  • Thu Jan 19th, 2017 2:32pm
  • News

Numerous Orcas Island women and children are amassing in Washington, D.C., Seattle, Friday Harbor and Eastsound, for the Women’s March on Washington this coming Saturday, Jan. 21, the day after President-elect Donald Trump’s inauguration.

The protest, which originally was called the Million Women’s March, is an opportunity to connect with those who are disturbed with the election results, and according to organizers, is open to all: male, female, transgender, as well as seeking to support those targeted by Trump’s rhetoric, including women, immigrants, and Arab-Americans, among others. All are welcome at the demonstrations, which will convene across the country and abroad. They will be in homage to the demonstrations of the Civil Rights Movement, silent, hand in hand, strong and proud.

One fun aspect of the march is the knitting of “pussy hats,” pink stocking caps with kitty ears, for women to wear across this country. Mine is being shipped from Buffalo, New York, by an old friend from college. A group also met here on Orcas to knit for the community of women and children who are attending the events.

I spoke to some Orcas Island women, supporters of either Bernie Sanders or Hillary Clinton, about their reasons for marching and uniting.

Marguerite Greening is traveling to Seattle as part of Women of San Juan County, a group that formed after the election results to take local action and improve our community. They will be part of the roll call at the beginning of the Seattle march and ask all from San Juan County to join them. They have made a banner, “With Liberty and Justice for All,” to represent our islands.

Anji Ringzin is part of a group of friends also going to Seattle. She says, “I’m marching as an expression of my dismay the election process and result. My sign will say Let Women Rise.
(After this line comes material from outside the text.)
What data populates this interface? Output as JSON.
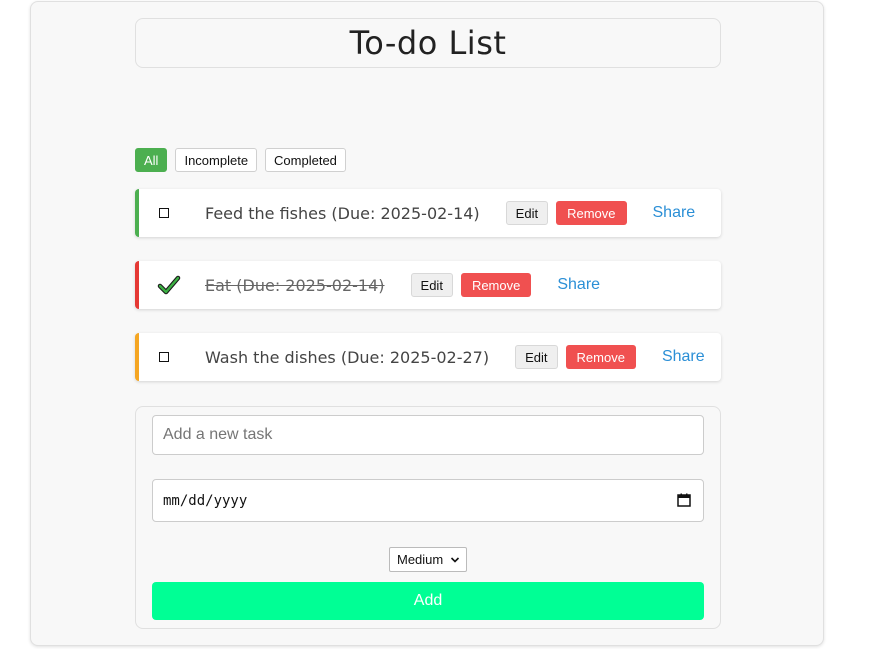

My granddaughter, Eve, will be with us. Her sign says Love, Love, Love! Eve says eleven kids in her Salmonberry class are going.

Some of us will be meeting at the University Street station on Saturday morning at 9 A.M. and taking light rail to the event start place. We have exchanged cell phone numbers in the hope that we will find other members of our group. I’m hoping the march will not be scary, especially because we have children with us, and that it sends a strong message that we are alarmed with the election results.”
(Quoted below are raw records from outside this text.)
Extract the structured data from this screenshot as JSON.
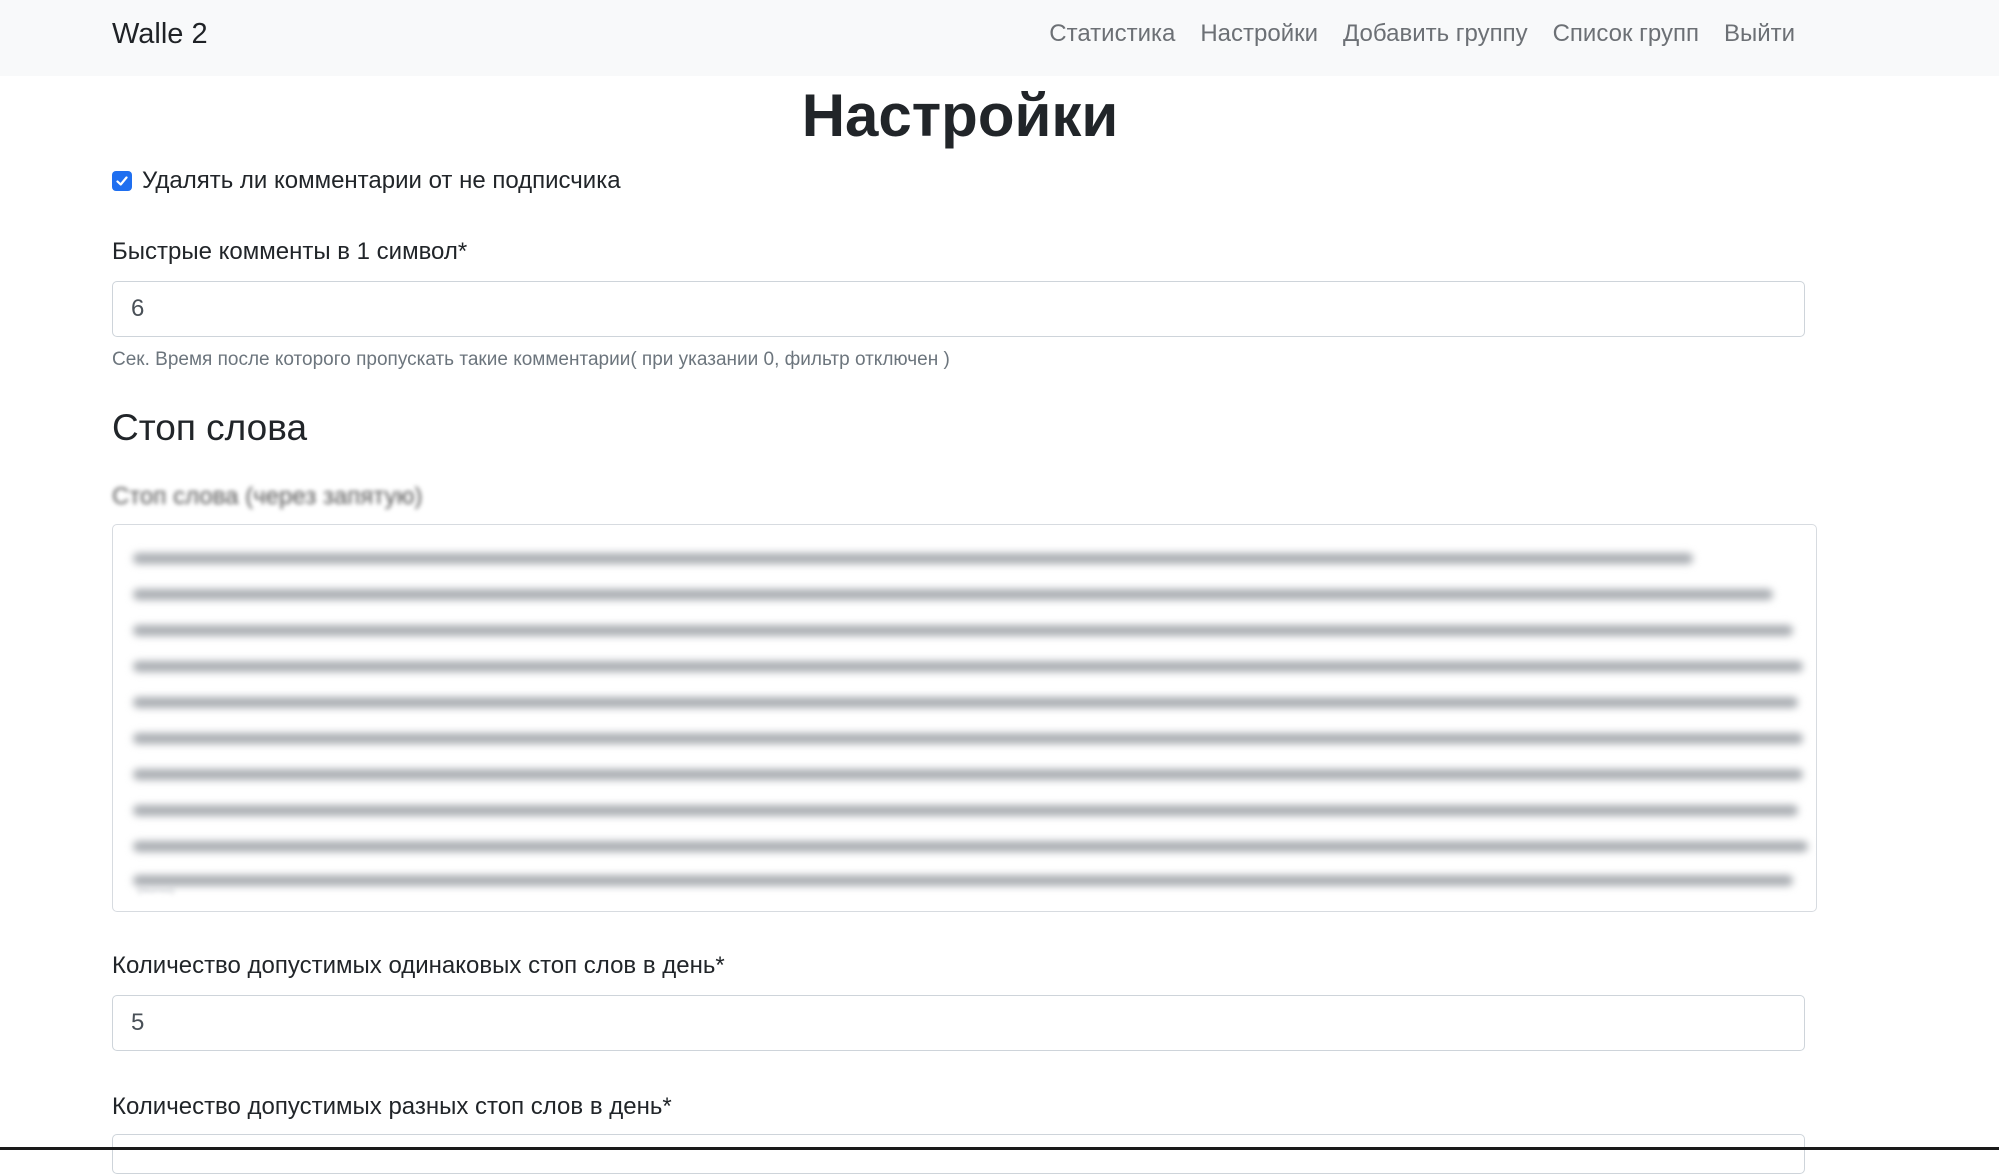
{
  "navbar": {
    "brand": "Walle 2",
    "links": [
      "Статистика",
      "Настройки",
      "Добавить группу",
      "Список групп",
      "Выйти"
    ]
  },
  "page": {
    "title": "Настройки"
  },
  "settings": {
    "delete_nonsub": {
      "label": "Удалять ли комментарии от не подписчика",
      "checked": true
    },
    "quick_comments": {
      "label": "Быстрые комменты в 1 символ*",
      "value": "6",
      "help": "Сек. Время после которого пропускать такие комментарии( при указании 0, фильтр отключен )"
    }
  },
  "stopwords": {
    "section_title": "Стоп слова",
    "field_label": "Стоп слова (через запятую)",
    "textarea_content": "(blurred)"
  },
  "limits": {
    "same_label": "Количество допустимых одинаковых стоп слов в день*",
    "same_value": "5",
    "diff_label": "Количество допустимых разных стоп слов в день*"
  },
  "colors": {
    "accent": "#1f6ff0",
    "navbar_bg": "#f8f9fa",
    "nav_link": "#6c7075",
    "help_text": "#6c757d"
  }
}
Cindy McGrady, another Orcas islander, relates this: “I am marching in Seattle with my son and college-age granddaughter and grandson. I believe that all we hold dear in our country is under threat including freedom of speech, a free press, the environment, reproductive rights and democracy. As citizens, it is our responsibility to stand up for future generations.”
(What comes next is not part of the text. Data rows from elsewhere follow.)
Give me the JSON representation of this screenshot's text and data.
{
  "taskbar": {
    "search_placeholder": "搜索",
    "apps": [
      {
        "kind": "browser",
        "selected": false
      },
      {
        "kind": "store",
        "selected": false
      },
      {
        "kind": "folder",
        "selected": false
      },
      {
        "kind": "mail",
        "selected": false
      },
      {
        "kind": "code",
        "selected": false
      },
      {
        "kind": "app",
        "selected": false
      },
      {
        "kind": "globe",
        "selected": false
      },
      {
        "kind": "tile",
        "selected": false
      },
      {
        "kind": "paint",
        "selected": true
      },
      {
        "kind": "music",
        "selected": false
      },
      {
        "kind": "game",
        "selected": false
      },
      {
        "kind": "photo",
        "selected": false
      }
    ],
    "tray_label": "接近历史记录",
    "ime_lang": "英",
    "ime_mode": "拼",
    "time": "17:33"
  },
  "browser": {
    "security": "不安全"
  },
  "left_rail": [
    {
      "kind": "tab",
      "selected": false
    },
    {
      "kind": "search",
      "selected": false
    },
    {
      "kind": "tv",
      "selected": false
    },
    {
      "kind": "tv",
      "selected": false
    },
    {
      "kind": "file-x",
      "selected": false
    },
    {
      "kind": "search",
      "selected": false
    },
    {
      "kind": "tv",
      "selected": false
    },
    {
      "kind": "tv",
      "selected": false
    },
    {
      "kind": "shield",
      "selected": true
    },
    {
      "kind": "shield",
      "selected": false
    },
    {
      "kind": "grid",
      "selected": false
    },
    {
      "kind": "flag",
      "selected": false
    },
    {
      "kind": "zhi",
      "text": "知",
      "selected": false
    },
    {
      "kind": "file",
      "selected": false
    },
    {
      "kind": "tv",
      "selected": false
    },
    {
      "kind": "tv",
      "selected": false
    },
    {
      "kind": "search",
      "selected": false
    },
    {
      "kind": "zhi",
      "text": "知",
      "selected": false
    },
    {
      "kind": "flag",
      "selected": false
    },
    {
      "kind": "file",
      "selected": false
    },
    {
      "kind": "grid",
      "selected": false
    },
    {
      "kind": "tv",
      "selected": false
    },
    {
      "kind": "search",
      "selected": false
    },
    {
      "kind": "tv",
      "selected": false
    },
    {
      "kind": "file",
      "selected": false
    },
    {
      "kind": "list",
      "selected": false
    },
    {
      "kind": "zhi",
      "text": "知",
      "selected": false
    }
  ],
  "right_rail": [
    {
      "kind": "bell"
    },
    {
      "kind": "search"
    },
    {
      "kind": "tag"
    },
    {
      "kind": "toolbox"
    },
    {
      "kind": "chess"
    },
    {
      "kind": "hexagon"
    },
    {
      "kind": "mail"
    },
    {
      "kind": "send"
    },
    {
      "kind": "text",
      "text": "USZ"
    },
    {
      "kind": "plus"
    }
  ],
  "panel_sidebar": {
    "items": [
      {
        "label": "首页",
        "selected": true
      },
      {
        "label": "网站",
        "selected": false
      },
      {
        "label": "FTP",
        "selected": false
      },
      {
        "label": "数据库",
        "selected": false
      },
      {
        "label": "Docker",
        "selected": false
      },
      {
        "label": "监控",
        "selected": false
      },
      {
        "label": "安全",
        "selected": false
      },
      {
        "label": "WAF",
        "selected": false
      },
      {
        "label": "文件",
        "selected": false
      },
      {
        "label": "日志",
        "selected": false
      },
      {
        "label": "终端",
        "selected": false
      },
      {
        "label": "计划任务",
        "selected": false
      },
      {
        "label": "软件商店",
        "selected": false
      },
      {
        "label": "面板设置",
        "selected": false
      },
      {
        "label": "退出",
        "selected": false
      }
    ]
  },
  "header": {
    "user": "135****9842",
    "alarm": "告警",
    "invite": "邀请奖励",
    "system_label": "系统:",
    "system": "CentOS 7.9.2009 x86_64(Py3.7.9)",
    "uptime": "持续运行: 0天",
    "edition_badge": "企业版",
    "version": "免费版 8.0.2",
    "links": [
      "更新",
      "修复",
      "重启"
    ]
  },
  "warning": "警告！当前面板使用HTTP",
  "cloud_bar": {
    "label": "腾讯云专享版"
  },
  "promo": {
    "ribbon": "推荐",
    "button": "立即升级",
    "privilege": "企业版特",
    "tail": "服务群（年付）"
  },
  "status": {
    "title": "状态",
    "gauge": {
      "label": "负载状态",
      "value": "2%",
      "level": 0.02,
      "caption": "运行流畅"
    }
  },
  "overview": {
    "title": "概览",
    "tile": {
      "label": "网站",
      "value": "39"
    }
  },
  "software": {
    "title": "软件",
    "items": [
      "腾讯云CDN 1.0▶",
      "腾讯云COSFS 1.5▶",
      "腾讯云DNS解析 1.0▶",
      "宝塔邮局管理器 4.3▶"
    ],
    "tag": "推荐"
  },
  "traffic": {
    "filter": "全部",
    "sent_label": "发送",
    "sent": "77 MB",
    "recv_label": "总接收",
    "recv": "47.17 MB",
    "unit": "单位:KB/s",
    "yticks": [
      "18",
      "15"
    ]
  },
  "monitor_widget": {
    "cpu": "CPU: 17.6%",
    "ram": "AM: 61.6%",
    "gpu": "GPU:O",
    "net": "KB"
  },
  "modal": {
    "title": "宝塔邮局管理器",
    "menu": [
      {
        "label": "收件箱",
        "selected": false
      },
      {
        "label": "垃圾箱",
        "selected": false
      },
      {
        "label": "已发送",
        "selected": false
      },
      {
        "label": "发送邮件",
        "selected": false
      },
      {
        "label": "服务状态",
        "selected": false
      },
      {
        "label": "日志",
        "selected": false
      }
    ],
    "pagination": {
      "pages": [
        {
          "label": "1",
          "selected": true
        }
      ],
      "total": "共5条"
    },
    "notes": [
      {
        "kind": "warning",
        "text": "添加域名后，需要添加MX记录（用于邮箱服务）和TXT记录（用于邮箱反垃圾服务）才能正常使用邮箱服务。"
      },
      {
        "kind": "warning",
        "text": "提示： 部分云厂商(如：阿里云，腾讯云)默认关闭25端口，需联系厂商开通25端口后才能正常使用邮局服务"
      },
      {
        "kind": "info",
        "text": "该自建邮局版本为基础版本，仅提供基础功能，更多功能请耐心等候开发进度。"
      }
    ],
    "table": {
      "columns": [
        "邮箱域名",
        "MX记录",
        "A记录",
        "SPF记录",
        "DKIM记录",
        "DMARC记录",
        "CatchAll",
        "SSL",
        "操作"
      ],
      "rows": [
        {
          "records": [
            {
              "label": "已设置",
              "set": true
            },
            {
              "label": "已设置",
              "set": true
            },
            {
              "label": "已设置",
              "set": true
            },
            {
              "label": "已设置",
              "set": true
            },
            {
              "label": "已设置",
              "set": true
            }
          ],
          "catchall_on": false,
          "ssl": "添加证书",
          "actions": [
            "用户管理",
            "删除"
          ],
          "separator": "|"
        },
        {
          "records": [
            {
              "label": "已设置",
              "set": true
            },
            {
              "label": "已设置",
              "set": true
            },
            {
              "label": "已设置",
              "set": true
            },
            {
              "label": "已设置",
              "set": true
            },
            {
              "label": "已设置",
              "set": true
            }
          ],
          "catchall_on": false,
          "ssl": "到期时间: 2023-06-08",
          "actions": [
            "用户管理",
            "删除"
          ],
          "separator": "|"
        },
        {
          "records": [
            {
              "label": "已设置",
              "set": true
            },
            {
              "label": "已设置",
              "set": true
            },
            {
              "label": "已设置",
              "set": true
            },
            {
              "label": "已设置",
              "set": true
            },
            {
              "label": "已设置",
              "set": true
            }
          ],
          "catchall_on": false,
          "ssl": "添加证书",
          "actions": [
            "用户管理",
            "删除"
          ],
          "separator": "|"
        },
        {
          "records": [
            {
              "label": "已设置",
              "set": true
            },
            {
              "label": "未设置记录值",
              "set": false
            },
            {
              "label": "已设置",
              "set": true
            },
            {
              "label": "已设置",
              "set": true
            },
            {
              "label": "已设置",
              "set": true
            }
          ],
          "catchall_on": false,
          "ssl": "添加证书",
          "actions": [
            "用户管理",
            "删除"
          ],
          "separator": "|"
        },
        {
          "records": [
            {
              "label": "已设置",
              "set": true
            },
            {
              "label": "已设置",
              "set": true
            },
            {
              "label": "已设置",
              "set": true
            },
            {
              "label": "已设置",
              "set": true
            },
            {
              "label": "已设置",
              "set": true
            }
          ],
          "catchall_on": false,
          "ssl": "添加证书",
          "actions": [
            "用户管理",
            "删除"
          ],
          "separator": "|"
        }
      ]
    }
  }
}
As for me, I am traveling to Seattle to join with other women who feel pain and worry about the results of the election. The repeal of Obamacare, for one, will be felt deeply throughout our community. Trump offers a terrible example to mothers who are raising children, especially, teens. My sign is a reference to an old Radiohead song: “Karma Police: Arrest This Man.”

Doe Bay staff members Sara Brown, a photographer, and Courtney Berne, an actress, are flying to Washington D.C. for the march.

If you are interested in joining the events in the region, here are the details:

Seattle: A large contingent of Orcas islanders are taking the 3:40 p.m. ferry on Friday and car-pooling to Seattle. Meet at the docks. Or meet at University Street Station in downtown Seattle to traverse to Judkins Park, the starting place for the march, in South Seattle, at 9 a.m. on Saturday. The closest light rail stop is Mount Baker. The march begins at 10 a.m., proceeds north through downtown and ends at Seattle Center.

Friday Harbor: Events begin at noon. Gather at the courthouse lawn (read The Journal’s article on the event here).

Eastsound: Emmanuel Episcopal Church at 12:15 p.m. The plan is to walk the labyrinth.